■ EXERCISE OBJECTIVE:
The number of lines below holding the string "spring" is the only answer wanted.
————
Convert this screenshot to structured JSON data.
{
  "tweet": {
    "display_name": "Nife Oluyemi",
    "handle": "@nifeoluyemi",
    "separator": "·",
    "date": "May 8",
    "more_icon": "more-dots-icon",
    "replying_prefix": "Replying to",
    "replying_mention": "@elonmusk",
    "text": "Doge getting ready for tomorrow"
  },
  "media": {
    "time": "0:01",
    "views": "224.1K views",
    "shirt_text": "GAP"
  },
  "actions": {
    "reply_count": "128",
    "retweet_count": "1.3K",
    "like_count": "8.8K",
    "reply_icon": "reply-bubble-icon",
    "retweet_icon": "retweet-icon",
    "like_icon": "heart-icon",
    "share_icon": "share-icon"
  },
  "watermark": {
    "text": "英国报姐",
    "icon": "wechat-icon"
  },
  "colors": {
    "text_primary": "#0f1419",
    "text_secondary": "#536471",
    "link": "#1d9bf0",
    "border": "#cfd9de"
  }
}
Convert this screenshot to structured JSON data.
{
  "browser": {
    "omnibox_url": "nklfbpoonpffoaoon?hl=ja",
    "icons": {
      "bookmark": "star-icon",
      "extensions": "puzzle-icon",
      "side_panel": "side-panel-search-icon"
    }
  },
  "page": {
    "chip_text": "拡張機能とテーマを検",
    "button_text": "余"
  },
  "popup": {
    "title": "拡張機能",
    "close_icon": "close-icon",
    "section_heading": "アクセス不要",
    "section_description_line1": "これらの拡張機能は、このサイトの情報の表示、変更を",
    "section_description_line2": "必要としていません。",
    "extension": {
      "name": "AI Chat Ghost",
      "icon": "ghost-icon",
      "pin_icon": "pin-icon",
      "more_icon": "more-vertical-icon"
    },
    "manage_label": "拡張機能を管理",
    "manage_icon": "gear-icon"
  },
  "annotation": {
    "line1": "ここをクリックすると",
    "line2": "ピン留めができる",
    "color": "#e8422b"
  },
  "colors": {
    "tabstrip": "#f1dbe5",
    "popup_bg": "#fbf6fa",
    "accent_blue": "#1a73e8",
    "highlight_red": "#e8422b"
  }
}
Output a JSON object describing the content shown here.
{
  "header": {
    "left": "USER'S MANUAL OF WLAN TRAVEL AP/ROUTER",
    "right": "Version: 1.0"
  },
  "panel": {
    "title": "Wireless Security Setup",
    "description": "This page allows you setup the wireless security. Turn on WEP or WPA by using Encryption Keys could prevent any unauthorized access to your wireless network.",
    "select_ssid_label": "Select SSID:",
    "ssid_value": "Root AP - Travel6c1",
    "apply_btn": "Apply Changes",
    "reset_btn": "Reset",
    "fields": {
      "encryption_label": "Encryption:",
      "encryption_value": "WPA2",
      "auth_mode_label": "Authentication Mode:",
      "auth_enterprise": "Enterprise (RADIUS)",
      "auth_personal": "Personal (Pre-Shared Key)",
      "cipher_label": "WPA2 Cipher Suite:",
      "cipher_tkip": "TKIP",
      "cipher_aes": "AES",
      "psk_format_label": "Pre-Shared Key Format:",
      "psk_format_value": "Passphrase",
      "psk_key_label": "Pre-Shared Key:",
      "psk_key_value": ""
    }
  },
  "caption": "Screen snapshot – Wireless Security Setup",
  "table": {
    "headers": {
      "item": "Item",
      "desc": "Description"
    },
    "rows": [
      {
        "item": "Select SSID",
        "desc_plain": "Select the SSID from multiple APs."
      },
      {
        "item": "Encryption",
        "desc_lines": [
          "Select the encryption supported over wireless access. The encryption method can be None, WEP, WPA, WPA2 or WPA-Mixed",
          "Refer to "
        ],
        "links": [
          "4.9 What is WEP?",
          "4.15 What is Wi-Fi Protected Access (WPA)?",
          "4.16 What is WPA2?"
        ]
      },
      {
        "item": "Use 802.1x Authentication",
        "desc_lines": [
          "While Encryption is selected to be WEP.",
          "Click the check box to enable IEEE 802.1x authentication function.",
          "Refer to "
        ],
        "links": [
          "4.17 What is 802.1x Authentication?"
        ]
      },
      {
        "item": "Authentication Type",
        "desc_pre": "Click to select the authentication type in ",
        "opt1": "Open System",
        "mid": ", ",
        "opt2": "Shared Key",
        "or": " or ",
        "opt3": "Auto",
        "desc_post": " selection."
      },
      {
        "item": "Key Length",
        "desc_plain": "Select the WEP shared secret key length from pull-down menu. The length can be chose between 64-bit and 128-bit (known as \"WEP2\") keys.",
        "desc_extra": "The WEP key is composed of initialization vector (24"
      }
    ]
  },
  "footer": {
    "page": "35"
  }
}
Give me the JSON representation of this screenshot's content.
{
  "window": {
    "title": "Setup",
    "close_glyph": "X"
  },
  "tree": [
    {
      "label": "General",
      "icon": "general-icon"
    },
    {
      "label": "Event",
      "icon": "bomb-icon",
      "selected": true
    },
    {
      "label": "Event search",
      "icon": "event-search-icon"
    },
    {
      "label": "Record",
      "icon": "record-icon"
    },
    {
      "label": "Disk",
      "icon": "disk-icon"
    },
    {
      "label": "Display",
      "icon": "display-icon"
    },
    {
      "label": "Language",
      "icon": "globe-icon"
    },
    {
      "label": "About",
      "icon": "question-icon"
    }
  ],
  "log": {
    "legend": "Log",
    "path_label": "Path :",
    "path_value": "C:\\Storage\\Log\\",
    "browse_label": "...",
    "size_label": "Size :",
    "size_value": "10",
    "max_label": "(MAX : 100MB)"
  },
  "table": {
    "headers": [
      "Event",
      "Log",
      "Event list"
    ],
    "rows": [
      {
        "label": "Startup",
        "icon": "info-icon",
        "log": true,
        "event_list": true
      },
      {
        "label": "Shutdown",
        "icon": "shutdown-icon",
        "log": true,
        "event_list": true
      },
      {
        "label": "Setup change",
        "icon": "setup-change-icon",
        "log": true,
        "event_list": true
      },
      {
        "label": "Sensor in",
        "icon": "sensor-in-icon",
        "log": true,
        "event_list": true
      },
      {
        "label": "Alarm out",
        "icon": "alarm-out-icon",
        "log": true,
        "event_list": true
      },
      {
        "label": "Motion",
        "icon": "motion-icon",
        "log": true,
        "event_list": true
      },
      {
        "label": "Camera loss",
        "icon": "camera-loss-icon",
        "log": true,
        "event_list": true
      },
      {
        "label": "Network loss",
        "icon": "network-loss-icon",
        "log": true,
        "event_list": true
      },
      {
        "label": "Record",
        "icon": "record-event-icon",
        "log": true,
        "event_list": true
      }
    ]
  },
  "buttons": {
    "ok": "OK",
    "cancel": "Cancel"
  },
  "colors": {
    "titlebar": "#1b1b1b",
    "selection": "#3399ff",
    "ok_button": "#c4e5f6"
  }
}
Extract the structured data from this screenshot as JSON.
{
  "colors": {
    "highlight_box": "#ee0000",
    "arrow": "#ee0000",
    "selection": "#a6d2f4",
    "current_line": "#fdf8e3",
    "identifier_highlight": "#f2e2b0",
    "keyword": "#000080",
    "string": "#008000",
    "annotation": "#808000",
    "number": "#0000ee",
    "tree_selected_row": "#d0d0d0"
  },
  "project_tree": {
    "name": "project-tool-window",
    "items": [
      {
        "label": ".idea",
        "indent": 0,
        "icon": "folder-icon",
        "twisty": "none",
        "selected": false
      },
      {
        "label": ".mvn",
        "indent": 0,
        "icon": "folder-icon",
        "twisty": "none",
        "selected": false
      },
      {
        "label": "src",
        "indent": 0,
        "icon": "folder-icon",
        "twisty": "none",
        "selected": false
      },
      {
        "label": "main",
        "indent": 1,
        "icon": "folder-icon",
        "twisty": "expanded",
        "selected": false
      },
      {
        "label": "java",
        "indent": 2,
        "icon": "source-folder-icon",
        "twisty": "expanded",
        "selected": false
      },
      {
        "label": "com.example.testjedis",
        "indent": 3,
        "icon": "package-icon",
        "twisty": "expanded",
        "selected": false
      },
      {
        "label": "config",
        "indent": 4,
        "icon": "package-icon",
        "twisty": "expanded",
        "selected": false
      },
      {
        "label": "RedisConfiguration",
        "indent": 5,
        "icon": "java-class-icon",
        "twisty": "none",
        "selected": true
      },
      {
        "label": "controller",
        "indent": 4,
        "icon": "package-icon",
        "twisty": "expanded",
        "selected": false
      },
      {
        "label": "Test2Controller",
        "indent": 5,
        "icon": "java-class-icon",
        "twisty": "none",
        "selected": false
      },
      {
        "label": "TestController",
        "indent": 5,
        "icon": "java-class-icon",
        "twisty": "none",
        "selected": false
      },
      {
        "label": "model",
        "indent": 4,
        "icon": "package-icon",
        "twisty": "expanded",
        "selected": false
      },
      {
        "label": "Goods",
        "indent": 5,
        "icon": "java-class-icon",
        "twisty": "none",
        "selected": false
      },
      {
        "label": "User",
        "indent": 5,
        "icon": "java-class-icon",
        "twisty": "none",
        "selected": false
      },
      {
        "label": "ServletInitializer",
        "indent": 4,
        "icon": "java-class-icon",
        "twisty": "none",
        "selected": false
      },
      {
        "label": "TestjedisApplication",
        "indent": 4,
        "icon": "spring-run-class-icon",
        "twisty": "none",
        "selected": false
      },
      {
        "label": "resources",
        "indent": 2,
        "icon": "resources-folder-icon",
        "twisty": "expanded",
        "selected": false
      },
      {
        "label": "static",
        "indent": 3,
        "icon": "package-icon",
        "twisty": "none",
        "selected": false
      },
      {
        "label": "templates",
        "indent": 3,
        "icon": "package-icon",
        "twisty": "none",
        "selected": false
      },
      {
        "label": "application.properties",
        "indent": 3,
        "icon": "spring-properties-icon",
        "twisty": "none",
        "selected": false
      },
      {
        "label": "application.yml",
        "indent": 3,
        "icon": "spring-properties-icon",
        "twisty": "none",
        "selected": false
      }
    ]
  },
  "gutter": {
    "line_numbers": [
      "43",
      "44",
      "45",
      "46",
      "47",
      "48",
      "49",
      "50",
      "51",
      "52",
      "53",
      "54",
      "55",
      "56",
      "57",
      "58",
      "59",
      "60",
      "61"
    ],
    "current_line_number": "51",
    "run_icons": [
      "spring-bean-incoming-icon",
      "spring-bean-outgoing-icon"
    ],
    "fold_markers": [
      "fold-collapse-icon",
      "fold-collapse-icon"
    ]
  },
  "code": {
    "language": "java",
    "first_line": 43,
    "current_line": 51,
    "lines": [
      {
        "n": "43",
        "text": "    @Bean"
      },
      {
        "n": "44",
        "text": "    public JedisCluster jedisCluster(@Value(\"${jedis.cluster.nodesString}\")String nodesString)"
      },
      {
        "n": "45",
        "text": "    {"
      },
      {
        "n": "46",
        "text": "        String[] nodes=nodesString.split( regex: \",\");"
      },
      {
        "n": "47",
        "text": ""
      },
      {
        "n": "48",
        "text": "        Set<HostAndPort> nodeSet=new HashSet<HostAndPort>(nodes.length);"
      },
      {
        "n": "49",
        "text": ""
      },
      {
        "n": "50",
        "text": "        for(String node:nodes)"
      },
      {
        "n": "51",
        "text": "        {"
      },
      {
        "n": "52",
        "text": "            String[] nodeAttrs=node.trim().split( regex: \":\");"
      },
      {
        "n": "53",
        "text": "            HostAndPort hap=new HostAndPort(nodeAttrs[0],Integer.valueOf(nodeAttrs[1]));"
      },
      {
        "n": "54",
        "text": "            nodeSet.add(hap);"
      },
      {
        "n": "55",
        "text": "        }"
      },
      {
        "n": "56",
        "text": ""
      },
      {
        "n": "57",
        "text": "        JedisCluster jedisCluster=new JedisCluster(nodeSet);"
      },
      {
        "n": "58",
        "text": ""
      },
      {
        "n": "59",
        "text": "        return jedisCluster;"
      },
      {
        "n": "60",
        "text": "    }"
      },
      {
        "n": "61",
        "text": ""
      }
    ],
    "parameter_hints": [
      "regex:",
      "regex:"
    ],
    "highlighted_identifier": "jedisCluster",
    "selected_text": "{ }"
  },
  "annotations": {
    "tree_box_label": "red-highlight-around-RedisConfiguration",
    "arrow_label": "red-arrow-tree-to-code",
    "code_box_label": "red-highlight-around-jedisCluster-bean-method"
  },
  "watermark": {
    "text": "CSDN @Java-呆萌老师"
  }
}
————
■ TASK RESPONSE:
5